James Hardy (AP Photo/Darron Cummings)
I'm very intrigued with Indiana receiver James Hardy. I've mentioned his
name a couple of times before in regards to teams looking for a deep threat, but
this past weekend against Penn State, Hardy proved to me that he's developing
each week. He's an exceptional deep threat who makes a majority of his catches
on the outside, but he showed toughness going over the middle against a tough
Nittany Lions defense. At 6-foot-7, 220-pounds, Hardy is an intimidating
specimen who has his way with most defensive backs, and he showed what he could
do against one of the better cover corners in the nation, PSU's Justin King.
Hardy flashed his 4.4-40 jets over the middle, vertically, and out-jumped
defenders on his way to 14 receptions for 142 yards and two touchdowns.
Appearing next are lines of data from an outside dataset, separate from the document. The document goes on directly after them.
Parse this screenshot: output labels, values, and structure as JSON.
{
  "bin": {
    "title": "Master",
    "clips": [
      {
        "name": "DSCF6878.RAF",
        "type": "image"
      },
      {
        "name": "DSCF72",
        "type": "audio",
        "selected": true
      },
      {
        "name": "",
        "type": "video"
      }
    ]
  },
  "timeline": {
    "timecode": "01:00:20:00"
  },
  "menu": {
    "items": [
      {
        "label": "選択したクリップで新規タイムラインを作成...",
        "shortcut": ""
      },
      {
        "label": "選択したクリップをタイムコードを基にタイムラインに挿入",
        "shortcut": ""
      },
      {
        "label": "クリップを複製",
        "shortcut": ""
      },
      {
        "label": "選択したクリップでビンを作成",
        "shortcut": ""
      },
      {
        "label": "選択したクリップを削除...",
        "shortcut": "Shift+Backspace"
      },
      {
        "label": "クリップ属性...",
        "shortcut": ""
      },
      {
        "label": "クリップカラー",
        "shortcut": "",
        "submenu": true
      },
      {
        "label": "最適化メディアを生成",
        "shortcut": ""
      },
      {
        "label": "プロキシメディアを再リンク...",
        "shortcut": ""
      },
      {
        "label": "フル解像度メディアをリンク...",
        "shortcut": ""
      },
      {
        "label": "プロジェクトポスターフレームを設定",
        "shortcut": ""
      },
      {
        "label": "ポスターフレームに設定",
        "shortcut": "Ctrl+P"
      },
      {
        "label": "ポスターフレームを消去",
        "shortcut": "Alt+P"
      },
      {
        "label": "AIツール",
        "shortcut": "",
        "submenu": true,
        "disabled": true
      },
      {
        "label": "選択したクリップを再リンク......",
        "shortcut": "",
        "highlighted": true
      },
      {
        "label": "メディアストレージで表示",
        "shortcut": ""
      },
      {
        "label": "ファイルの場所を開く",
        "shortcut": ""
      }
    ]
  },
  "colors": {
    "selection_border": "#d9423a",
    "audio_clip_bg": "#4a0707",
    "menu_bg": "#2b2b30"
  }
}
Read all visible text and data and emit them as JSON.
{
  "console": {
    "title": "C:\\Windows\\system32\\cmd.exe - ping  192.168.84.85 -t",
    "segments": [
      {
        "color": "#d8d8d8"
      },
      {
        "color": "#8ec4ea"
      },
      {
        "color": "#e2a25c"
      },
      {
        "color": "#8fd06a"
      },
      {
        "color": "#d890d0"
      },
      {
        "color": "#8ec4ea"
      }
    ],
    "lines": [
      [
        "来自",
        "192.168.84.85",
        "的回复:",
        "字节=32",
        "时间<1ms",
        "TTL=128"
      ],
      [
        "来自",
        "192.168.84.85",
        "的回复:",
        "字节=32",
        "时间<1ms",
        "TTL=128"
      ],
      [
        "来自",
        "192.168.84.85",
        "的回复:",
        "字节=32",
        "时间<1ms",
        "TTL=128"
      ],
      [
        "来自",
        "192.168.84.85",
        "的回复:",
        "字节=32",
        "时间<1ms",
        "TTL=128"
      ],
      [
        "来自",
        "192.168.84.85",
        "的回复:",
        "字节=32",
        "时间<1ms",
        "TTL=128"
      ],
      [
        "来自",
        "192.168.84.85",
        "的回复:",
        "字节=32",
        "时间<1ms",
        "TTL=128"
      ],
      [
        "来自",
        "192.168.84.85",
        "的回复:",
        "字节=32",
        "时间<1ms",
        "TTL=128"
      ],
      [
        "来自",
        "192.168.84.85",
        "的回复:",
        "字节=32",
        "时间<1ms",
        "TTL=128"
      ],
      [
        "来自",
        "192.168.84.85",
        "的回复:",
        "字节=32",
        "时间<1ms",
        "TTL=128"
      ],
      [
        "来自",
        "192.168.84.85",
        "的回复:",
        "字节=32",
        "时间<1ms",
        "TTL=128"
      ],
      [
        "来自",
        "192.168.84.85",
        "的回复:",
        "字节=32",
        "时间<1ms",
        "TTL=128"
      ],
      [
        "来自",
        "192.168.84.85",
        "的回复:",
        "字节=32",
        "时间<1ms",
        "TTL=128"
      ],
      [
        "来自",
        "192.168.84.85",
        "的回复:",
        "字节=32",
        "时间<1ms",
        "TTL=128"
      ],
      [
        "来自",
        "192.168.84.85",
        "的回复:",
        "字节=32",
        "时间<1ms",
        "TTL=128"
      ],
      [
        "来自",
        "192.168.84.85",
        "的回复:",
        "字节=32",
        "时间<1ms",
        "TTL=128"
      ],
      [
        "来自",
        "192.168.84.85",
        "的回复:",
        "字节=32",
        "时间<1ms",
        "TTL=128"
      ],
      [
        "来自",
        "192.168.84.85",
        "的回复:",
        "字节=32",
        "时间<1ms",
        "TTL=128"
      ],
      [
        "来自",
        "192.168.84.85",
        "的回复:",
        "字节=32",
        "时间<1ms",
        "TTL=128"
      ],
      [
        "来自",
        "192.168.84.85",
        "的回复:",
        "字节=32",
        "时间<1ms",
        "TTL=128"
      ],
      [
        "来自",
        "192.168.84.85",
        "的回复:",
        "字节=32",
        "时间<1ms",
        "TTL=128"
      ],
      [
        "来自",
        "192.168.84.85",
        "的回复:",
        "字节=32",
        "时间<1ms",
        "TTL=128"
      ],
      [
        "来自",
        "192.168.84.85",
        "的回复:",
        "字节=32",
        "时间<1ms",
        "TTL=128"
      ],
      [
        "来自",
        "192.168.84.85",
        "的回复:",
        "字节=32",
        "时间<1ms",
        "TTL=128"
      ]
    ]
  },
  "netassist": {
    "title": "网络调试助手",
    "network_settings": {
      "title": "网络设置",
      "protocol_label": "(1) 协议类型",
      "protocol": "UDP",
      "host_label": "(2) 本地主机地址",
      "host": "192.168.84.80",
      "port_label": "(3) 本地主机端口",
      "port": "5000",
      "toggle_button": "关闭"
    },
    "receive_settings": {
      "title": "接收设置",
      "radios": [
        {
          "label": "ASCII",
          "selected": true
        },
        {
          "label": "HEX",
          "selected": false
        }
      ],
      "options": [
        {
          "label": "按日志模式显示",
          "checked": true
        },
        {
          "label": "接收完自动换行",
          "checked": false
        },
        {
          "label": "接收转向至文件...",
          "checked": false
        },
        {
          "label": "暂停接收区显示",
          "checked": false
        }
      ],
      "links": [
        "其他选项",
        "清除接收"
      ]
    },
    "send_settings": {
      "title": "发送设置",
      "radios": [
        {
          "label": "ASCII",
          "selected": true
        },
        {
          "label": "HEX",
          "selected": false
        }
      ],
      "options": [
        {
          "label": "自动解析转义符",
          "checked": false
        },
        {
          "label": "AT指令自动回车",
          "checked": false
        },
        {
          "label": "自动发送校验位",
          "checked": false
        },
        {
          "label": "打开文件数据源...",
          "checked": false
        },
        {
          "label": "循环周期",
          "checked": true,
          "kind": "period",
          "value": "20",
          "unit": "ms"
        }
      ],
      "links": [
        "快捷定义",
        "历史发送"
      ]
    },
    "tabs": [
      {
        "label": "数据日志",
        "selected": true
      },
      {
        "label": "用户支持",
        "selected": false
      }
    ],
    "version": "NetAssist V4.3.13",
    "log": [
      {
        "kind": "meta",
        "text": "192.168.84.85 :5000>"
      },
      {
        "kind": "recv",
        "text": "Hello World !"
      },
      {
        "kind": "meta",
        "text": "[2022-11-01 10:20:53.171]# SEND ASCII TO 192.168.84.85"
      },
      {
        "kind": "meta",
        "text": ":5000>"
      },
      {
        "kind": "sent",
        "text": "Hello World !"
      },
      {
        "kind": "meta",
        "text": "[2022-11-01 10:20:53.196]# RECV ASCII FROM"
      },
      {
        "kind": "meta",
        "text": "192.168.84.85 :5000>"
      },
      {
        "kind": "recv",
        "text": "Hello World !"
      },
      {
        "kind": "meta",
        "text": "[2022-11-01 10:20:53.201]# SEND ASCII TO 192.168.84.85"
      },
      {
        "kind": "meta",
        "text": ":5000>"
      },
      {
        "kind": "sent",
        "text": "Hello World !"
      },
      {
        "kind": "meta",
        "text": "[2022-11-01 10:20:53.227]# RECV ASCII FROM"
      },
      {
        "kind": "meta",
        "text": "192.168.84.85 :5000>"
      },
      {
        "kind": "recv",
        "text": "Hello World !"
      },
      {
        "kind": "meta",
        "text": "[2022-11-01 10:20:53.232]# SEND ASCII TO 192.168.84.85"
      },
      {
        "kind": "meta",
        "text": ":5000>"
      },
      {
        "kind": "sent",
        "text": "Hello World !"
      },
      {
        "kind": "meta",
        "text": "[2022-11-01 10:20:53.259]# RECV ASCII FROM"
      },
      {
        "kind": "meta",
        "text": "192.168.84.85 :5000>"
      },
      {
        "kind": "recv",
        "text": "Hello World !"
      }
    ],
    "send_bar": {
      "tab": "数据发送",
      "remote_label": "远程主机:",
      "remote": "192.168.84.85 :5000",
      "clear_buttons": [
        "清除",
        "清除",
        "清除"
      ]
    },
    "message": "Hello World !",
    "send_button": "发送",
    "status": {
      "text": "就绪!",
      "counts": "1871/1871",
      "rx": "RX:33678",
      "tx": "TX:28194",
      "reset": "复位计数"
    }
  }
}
Only a
junior, if Hardy enters the draft, I don't know if there is a more promising
receiver in the country.
Kentucky tight end senior Jacob Tamme is one of the unsung heroes for the
Wildcats this season. He doesn't post gaudy numbers -- 28 receptions for 304
yards and a touchdown -- but he's a consistent receiver for quarterback Andre Woodson. He gets off the line well and runs smooth routes. He has soft, reliable
hands and uses his 6-foot-5, 240-pound frame as an advantage. He has to improve
his blocking technique, but he's an early second day selection with a bright
South Florida is having a magical year despite suffering its first loss of
the season this past weekend to Rutgers, 30-27. But it's a former USF player
who's shining bright, Bethune-Cookman linebacker Ronnie McCullough. McCullough,
who transferred from USF to Bethune-Cookman following his sophomore season in
2005, is quietly having an outstanding senior campaign. He's a quick,
instinctive player that possesses great awareness and has a nose for the ball.
At 6-foot-1, 230-pounds, he's a bit undersized for a middle linebacker, but he
plays with a lot of passion and is always in position to make a play. This past
weekend, in the Wildcats 14-9 loss to Winston-Salem State, McCullough recorded
20 tackles. In six games he's played in, including the 20 tackles he had against
Winston-Salem, McCullough has racked up 83 total tackles (29 solo, 54 assisted),
11 for a loss, and 1.5 sacks. A major reason for McCullough's departure from
South Florida was due playing time and having USF linebacker Ben Moffitt ahead
of him on the depth chart. With a good showing during offseason workouts,
McCullough will rise up draft boards.
It'll be interesting to see what West Virginia running back Steve Slaton
decides to do at season's end. Slaton has had a very good season thus far (135
carries for 752 yards and 10 touchdowns), but struggled in the Mountaineers two
previous games -- against South Florida and Syracuse -- leading up to this past
weekend's contest against Mississippi State. Against South Florida and Syracuse,
Slaton averaged just 14 carries for 61.5 yards and no touchdowns. But he got
back on track against a Bulldog defense that's allowed 155 yards on the ground
this season, and had 23 carries for 127 yards and a touchdown. If Slaton decides
to enter the 2008 draft, he's a sure mid-to-late first-round selection.
A member of the Pro Football Writers of America and the Football
Writers Association of America, Chris Steuber has provided his NFL draft analysis on the web and on the radio since 1999.